**EXERCISE INSTRUCTIONS:** What's wanted is each entry repeated verbatim, minus its images.

(Data records for software interfaces)
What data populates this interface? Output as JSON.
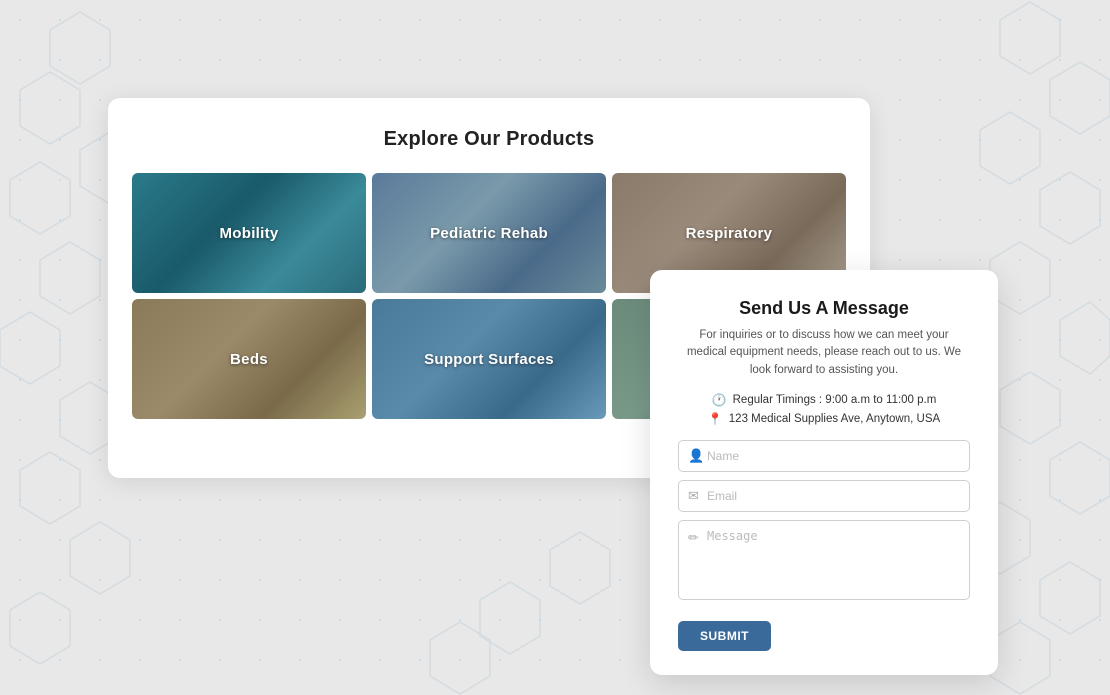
{
  "background": {
    "color": "#e8e8e8"
  },
  "productCard": {
    "title": "Explore Our Products",
    "items": [
      {
        "id": "mobility",
        "label": "Mobility",
        "bg": "mobility"
      },
      {
        "id": "pediatric-rehab",
        "label": "Pediatric Rehab",
        "bg": "pediatric"
      },
      {
        "id": "respiratory",
        "label": "Respiratory",
        "bg": "respiratory"
      },
      {
        "id": "beds",
        "label": "Beds",
        "bg": "beds"
      },
      {
        "id": "support-surfaces",
        "label": "Support Surfaces",
        "bg": "support"
      },
      {
        "id": "sixth",
        "label": "",
        "bg": "sixth"
      }
    ]
  },
  "contactCard": {
    "title": "Send Us A Message",
    "description": "For inquiries or to discuss how we can meet your medical equipment needs, please reach out to us. We look forward to assisting you.",
    "timings": "Regular Timings : 9:00 a.m to 11:00 p.m",
    "address": "123 Medical Supplies Ave, Anytown, USA",
    "form": {
      "namePlaceholder": "Name",
      "emailPlaceholder": "Email",
      "messagePlaceholder": "Message",
      "submitLabel": "SUBMIT"
    }
  }
}
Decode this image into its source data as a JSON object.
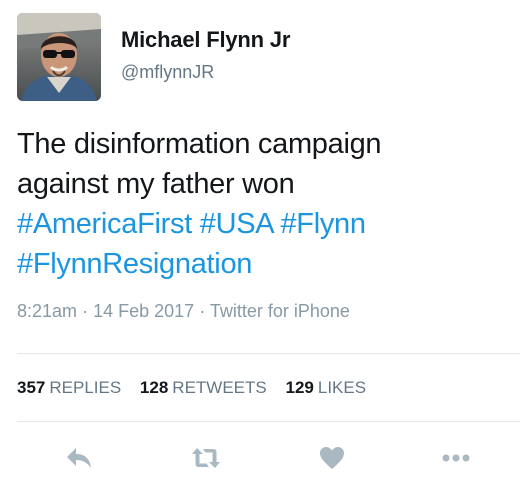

**SOLUTION TO THIS PROBLEM:**
What data populates this interface? Output as JSON.
{
  "background": {
    "color": "#e8e8e8"
  },
  "productCard": {
    "title": "Explore Our Products",
    "items": [
      {
        "id": "mobility",
        "label": "Mobility",
        "bg": "mobility"
      },
      {
        "id": "pediatric-rehab",
        "label": "Pediatric Rehab",
        "bg": "pediatric"
      },
      {
        "id": "respiratory",
        "label": "Respiratory",
        "bg": "respiratory"
      },
      {
        "id": "beds",
        "label": "Beds",
        "bg": "beds"
      },
      {
        "id": "support-surfaces",
        "label": "Support Surfaces",
        "bg": "support"
      },
      {
        "id": "sixth",
        "label": "",
        "bg": "sixth"
      }
    ]
  },
  "contactCard": {
    "title": "Send Us A Message",
    "description": "For inquiries or to discuss how we can meet your medical equipment needs, please reach out to us. We look forward to assisting you.",
    "timings": "Regular Timings : 9:00 a.m to 11:00 p.m",
    "address": "123 Medical Supplies Ave, Anytown, USA",
    "form": {
      "namePlaceholder": "Name",
      "emailPlaceholder": "Email",
      "messagePlaceholder": "Message",
      "submitLabel": "SUBMIT"
    }
  }
}
Decode this image into its source data as a JSON object.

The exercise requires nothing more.